(Dataset rows describing interfaces)
*****
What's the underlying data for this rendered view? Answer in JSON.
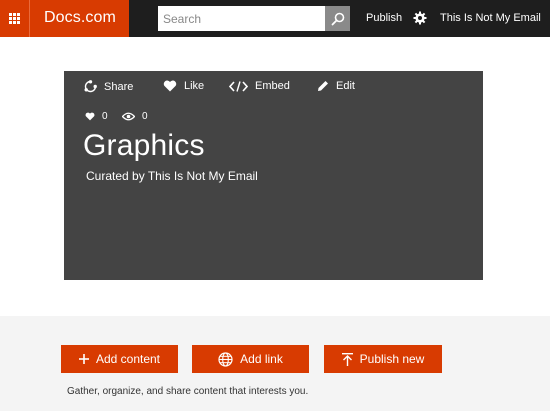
{
  "header": {
    "brand": "Docs.com",
    "search_placeholder": "Search",
    "publish_label": "Publish",
    "user_name": "This Is Not My Email",
    "brand_color": "#d83b01"
  },
  "card": {
    "actions": {
      "share": "Share",
      "like": "Like",
      "embed": "Embed",
      "edit": "Edit"
    },
    "likes": "0",
    "views": "0",
    "title": "Graphics",
    "curated_by": "Curated by This Is Not My Email",
    "background": "#444444"
  },
  "bottom": {
    "add_content": "Add content",
    "add_link": "Add link",
    "publish_new": "Publish new",
    "tagline": "Gather, organize, and share content that interests you."
  },
  "icons": [
    "waffle-icon",
    "search-icon",
    "gear-icon",
    "share-icon",
    "heart-icon",
    "code-icon",
    "pencil-icon",
    "eye-icon",
    "plus-icon",
    "globe-icon",
    "upload-icon"
  ]
}
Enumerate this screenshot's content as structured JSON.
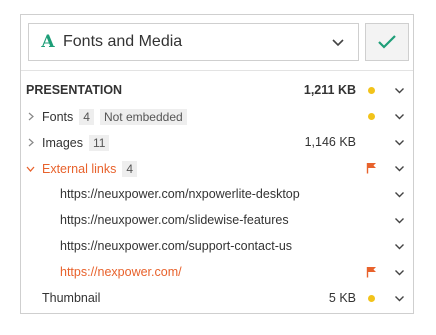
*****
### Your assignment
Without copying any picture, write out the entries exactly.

### Written answer
What's the underlying data for this rendered view? Answer in JSON.
{
  "header": {
    "brand": "Docs.com",
    "search_placeholder": "Search",
    "publish_label": "Publish",
    "user_name": "This Is Not My Email",
    "brand_color": "#d83b01"
  },
  "card": {
    "actions": {
      "share": "Share",
      "like": "Like",
      "embed": "Embed",
      "edit": "Edit"
    },
    "likes": "0",
    "views": "0",
    "title": "Graphics",
    "curated_by": "Curated by This Is Not My Email",
    "background": "#444444"
  },
  "bottom": {
    "add_content": "Add content",
    "add_link": "Add link",
    "publish_new": "Publish new",
    "tagline": "Gather, organize, and share content that interests you."
  },
  "icons": [
    "waffle-icon",
    "search-icon",
    "gear-icon",
    "share-icon",
    "heart-icon",
    "code-icon",
    "pencil-icon",
    "eye-icon",
    "plus-icon",
    "globe-icon",
    "upload-icon"
  ]
}
Enumerate this screenshot's content as structured JSON.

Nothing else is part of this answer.